▶ _ABOUT THIS TASK_: With the pictures omitted, write out all of the listing exactly.
+ + + + + + +
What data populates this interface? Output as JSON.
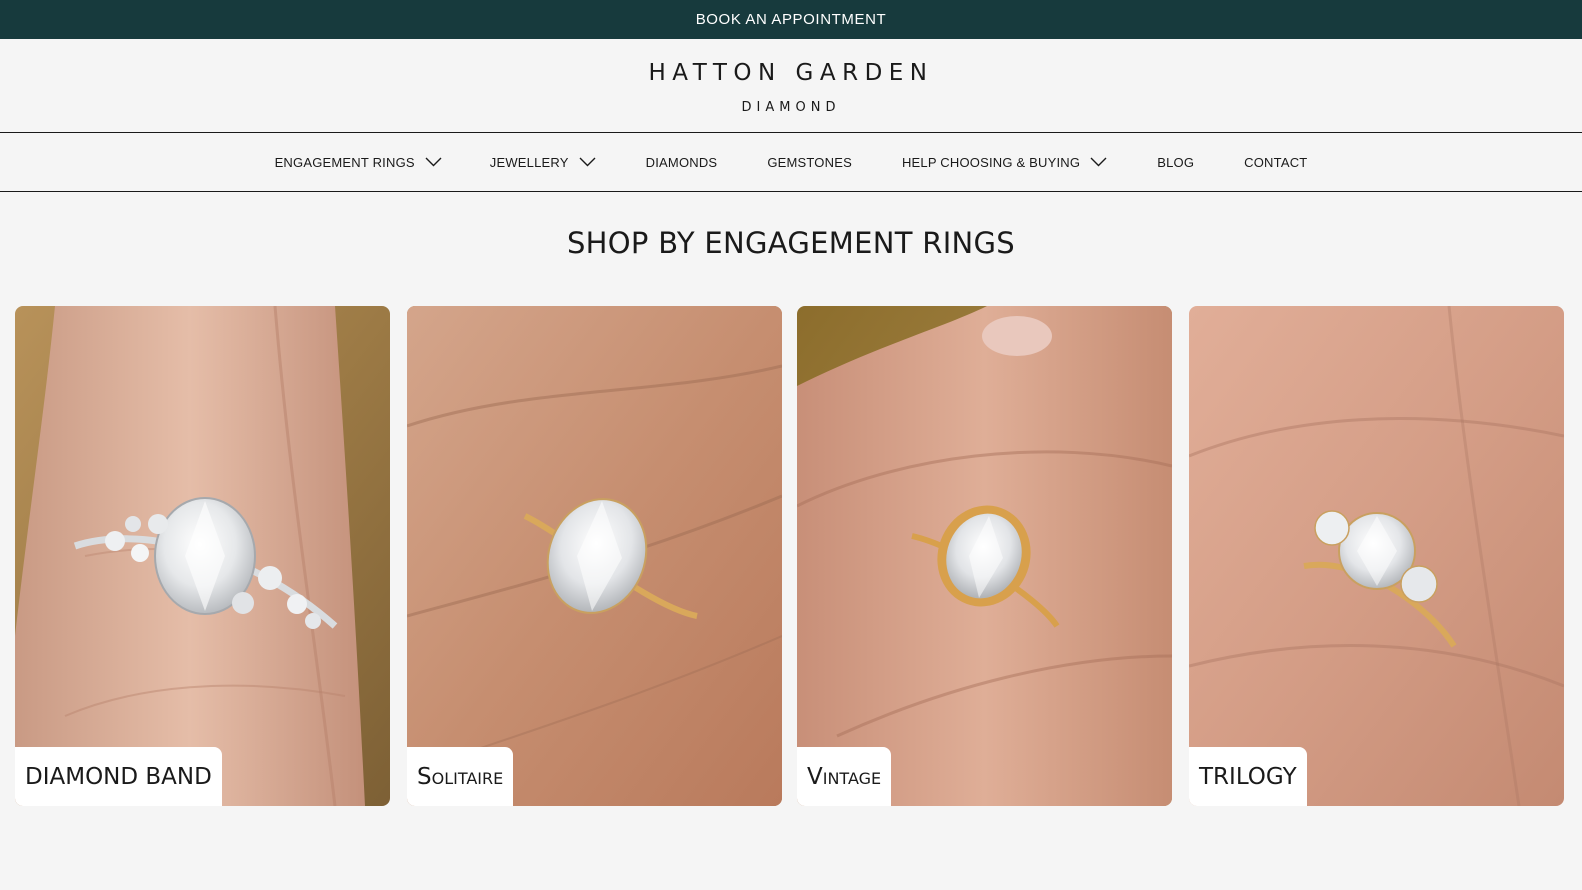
{
  "topbar": {
    "cta_label": "BOOK AN APPOINTMENT",
    "background": "#173a3d"
  },
  "brand": {
    "name": "HATTON GARDEN",
    "sub": "DIAMOND"
  },
  "nav": {
    "items": [
      {
        "label": "ENGAGEMENT RINGS",
        "has_dropdown": true
      },
      {
        "label": "JEWELLERY",
        "has_dropdown": true
      },
      {
        "label": "DIAMONDS",
        "has_dropdown": false
      },
      {
        "label": "GEMSTONES",
        "has_dropdown": false
      },
      {
        "label": "HELP CHOOSING & BUYING",
        "has_dropdown": true
      },
      {
        "label": "BLOG",
        "has_dropdown": false
      },
      {
        "label": "CONTACT",
        "has_dropdown": false
      }
    ]
  },
  "section": {
    "title": "SHOP BY ENGAGEMENT RINGS"
  },
  "categories": [
    {
      "label": "DIAMOND BAND",
      "metal": "white-gold"
    },
    {
      "label": "Solitaire",
      "metal": "yellow-gold"
    },
    {
      "label": "Vintage",
      "metal": "yellow-gold"
    },
    {
      "label": "TRILOGY",
      "metal": "yellow-gold"
    }
  ],
  "icons": {
    "dropdown": "chevron-down-icon"
  }
}
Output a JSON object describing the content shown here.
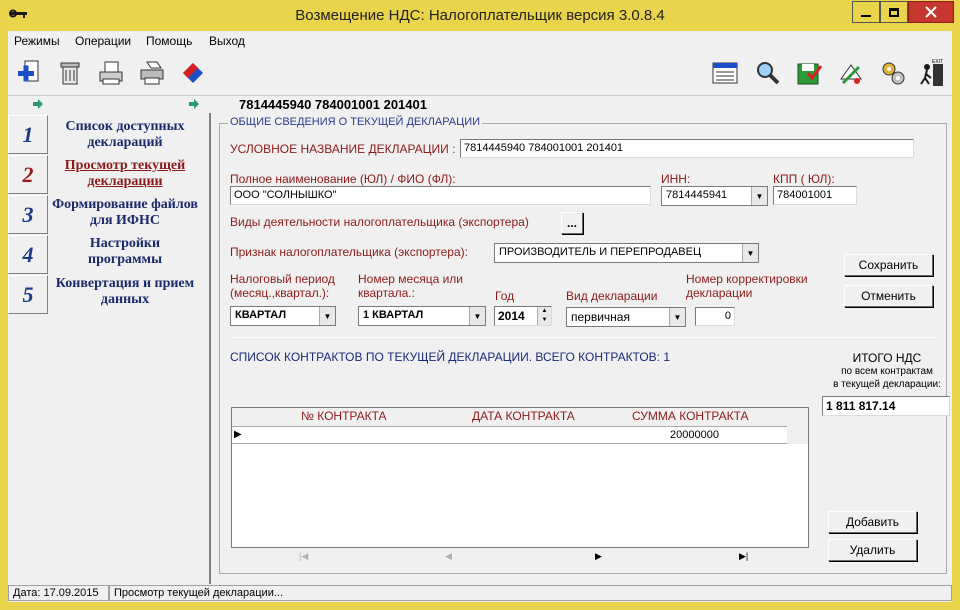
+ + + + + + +
▶ _OUTPUT OF THE EXERCISE_:
What data populates this interface? Output as JSON.
{
  "topbar": {
    "cta_label": "BOOK AN APPOINTMENT",
    "background": "#173a3d"
  },
  "brand": {
    "name": "HATTON GARDEN",
    "sub": "DIAMOND"
  },
  "nav": {
    "items": [
      {
        "label": "ENGAGEMENT RINGS",
        "has_dropdown": true
      },
      {
        "label": "JEWELLERY",
        "has_dropdown": true
      },
      {
        "label": "DIAMONDS",
        "has_dropdown": false
      },
      {
        "label": "GEMSTONES",
        "has_dropdown": false
      },
      {
        "label": "HELP CHOOSING & BUYING",
        "has_dropdown": true
      },
      {
        "label": "BLOG",
        "has_dropdown": false
      },
      {
        "label": "CONTACT",
        "has_dropdown": false
      }
    ]
  },
  "section": {
    "title": "SHOP BY ENGAGEMENT RINGS"
  },
  "categories": [
    {
      "label": "DIAMOND BAND",
      "metal": "white-gold"
    },
    {
      "label": "Solitaire",
      "metal": "yellow-gold"
    },
    {
      "label": "Vintage",
      "metal": "yellow-gold"
    },
    {
      "label": "TRILOGY",
      "metal": "yellow-gold"
    }
  ],
  "icons": {
    "dropdown": "chevron-down-icon"
  }
}
Output a JSON object describing the content shown here.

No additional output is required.